Building a women’s political organization was a hard thing to do. It took courage and determination. It was NOT born in a vacuum. Jan assembled her colleagues from the ERA movement, a couple of female stars from the General Assembly, some brother allies, young aspiring political operatives, and some legendary North Carolina female leaders who were all dedicated to equal participation for every woman in every aspect of life.
I brought energy and a can-do boldness that combined with Jan, my comfortably introverted and quiet leader, to set in motion a novel approach to moving women into seats of power. And thus Lillian’s List  was born at the RDU Airport food court. Through it all, Jan was the manager, the organizer, the low-key collaborator, the forge-ahead architect, exceedingly prepared
An odd couple to be sure, Jan and I, but successful we became. Being in the same orbit as Jan Allen opened the door for me to more knowledge than I could have ever gleaned in any hall of higher education. I studied at the knee of this trusted and highly respected consensus builder.
Jan encouraged others and she was a good listener. She chose her words carefully and reserved her best comments for the appropriate time. She led with an appreciation that everyone had a role to play. She was always finding a way to include more and more constituencies in Lillian’s List. For Jan, the journey was about moving everyone forward. Sometimes unnoticed or underappreciated was her uncanny ability to take on uncomfortable moments, move through them in her unassuming way and come out the other side undeterred.
Receiving the Order of the Long Leaf Pine was an honor we shared. An incredible award bestowed by our state’s first woman governor, Bev Perdue. Standing between Jan and Bev and in that room filled with those women who stood before and beside us was an awesome sight to behold. Jan received many well-deserved accolades and awards. She even had a day named after her in Chapel Hill.

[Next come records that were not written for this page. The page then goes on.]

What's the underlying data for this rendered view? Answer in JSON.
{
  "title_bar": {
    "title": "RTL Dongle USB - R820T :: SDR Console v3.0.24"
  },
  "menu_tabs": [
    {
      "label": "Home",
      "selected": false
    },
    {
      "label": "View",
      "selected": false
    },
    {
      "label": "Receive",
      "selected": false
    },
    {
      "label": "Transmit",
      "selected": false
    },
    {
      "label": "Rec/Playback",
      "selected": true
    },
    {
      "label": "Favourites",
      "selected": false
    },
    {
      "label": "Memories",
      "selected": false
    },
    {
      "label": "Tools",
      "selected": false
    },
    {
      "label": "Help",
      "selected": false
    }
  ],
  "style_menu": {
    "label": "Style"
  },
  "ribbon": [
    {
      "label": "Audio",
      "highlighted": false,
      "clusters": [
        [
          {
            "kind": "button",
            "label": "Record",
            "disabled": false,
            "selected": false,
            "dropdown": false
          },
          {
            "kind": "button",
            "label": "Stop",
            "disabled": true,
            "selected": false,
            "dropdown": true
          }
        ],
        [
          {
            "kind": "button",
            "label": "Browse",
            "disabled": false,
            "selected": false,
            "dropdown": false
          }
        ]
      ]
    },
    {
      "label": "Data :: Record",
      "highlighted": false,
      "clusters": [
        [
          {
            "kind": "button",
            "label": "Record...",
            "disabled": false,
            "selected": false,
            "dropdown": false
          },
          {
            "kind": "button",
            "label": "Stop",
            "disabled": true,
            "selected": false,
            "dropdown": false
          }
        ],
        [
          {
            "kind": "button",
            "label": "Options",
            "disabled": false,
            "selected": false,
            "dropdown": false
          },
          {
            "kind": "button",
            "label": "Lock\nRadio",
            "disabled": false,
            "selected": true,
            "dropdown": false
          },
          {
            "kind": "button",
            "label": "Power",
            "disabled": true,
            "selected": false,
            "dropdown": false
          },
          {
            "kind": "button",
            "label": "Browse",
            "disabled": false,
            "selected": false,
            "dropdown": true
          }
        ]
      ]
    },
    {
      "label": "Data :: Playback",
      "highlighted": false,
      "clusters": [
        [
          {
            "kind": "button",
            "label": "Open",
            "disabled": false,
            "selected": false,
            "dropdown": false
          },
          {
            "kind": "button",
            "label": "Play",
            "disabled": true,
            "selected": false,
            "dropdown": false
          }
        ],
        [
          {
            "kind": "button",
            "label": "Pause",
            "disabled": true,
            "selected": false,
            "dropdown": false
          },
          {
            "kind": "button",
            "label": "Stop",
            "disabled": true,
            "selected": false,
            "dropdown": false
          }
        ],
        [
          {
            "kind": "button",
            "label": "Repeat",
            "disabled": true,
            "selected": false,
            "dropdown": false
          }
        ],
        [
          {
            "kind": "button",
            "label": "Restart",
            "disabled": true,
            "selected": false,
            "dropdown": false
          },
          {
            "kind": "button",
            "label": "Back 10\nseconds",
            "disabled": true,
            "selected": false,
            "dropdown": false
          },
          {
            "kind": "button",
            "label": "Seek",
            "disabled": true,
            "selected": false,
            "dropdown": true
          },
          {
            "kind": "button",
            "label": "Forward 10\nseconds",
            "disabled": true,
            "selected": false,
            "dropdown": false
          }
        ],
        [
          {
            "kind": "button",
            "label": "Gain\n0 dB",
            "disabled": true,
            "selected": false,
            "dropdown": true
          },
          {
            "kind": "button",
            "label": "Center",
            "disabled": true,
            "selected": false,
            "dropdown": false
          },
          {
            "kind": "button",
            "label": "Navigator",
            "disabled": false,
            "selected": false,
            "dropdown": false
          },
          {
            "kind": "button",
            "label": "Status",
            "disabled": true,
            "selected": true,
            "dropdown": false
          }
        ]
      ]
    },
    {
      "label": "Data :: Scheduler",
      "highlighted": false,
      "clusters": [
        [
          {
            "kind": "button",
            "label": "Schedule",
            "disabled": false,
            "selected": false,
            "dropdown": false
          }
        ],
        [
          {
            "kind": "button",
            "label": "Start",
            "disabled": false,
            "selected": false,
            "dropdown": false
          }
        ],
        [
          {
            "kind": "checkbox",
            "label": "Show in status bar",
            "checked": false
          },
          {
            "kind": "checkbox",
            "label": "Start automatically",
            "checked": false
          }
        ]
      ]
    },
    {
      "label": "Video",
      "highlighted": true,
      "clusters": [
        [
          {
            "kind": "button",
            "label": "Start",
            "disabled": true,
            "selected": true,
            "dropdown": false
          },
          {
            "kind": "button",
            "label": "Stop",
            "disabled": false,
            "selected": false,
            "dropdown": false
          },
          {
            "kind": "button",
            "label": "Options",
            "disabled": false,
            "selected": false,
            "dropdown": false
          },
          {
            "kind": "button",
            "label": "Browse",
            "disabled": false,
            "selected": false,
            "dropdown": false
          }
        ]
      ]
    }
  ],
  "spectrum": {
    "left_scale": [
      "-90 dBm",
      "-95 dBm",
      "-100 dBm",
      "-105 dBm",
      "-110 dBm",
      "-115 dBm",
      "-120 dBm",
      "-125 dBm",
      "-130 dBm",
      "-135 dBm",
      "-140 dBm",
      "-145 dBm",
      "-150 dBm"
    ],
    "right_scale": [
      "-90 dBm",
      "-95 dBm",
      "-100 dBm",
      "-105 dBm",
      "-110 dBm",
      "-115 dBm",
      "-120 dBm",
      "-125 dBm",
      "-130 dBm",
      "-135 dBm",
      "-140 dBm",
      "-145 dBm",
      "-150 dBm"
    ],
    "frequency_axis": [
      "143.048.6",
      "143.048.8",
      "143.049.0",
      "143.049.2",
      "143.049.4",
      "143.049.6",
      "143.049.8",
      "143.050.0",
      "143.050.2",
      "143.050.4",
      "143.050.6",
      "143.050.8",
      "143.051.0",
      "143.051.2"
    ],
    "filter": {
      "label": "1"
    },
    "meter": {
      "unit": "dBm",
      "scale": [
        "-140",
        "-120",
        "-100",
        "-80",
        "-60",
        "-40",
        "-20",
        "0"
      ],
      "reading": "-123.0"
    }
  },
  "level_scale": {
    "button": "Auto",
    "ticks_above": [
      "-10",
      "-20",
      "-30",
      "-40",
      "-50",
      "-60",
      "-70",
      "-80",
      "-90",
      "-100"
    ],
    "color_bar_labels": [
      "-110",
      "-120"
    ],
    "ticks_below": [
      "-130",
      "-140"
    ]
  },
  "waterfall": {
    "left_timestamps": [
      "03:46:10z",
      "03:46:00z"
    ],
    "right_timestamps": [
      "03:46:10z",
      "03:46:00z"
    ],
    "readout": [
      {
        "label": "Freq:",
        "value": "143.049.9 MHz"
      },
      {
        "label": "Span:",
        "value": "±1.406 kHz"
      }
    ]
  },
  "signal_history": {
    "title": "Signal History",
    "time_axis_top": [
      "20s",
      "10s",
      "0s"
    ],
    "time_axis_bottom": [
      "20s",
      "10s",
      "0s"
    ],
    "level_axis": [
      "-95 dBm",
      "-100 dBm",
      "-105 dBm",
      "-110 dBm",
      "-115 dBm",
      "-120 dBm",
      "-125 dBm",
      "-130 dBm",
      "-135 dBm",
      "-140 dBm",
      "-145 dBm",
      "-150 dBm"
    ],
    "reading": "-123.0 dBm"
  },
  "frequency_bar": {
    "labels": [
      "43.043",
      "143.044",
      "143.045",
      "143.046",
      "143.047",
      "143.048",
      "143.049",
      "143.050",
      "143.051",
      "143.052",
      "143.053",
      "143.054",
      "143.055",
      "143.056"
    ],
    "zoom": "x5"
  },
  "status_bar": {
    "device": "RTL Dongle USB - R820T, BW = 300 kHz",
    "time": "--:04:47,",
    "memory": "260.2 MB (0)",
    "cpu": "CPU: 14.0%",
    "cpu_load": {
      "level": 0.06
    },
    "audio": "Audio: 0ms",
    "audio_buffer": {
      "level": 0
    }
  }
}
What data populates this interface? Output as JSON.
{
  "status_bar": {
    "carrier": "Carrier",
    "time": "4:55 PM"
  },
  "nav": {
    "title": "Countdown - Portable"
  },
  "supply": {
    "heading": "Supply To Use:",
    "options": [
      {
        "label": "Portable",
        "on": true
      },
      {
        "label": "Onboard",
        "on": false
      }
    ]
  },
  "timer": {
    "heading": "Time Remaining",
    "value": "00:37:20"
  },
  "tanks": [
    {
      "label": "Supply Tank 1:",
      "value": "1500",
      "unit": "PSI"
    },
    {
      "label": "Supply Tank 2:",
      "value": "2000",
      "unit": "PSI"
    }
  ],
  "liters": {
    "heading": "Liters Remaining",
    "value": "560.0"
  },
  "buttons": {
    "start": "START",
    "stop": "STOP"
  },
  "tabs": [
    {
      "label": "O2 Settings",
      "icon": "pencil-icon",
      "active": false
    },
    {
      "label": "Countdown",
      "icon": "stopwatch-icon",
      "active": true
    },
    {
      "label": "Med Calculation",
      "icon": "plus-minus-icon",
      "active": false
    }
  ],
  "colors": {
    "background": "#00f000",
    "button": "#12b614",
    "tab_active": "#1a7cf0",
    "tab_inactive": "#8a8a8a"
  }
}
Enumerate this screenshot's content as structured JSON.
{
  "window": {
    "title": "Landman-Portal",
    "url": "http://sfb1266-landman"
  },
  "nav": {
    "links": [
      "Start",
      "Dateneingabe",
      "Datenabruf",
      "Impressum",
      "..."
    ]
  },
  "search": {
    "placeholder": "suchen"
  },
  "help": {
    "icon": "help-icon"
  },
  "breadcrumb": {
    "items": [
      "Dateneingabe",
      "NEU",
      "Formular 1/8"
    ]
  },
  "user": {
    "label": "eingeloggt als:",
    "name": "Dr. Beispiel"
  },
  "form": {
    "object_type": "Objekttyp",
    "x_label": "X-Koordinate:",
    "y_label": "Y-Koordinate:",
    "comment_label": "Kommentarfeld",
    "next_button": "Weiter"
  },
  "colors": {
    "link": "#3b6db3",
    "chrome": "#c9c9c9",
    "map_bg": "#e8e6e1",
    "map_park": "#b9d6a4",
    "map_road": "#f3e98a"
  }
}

For me, Jan Allen was my mentor and my “she-ro” and resides deep in my heart and the hearts of many. She imbued our country, our state, our communities, and our lives with a sense that, with patience and persistence, we can make lasting change for the better.
Finally, I would be remiss if I didn’t recognize one of Jan’s favorite feminists – the iconic Buffy the Vampire Slayer of the 1990’s TV show of the same name  – who once observed:
Even if you see them coming, you’re not ready for the big moments. No one asks for their life to change, not really. But it does. So, what are we, helpless? Puppets? Nah. The big moments are gonna come, you can’t help that. It’s what you do afterwards that counts. That’s when you find out who you are.”
Or, as Buffy and her cohort Willow put it even more succinctly in another episode:
Buffy: And what are we if not women up to a challenge?
Willow: Exactly, I mean did we not put the ‘grr’ in ‘girl?”
It has been an honor Jan.
Laura B. Edwards is the co-founder of Lillian’s List .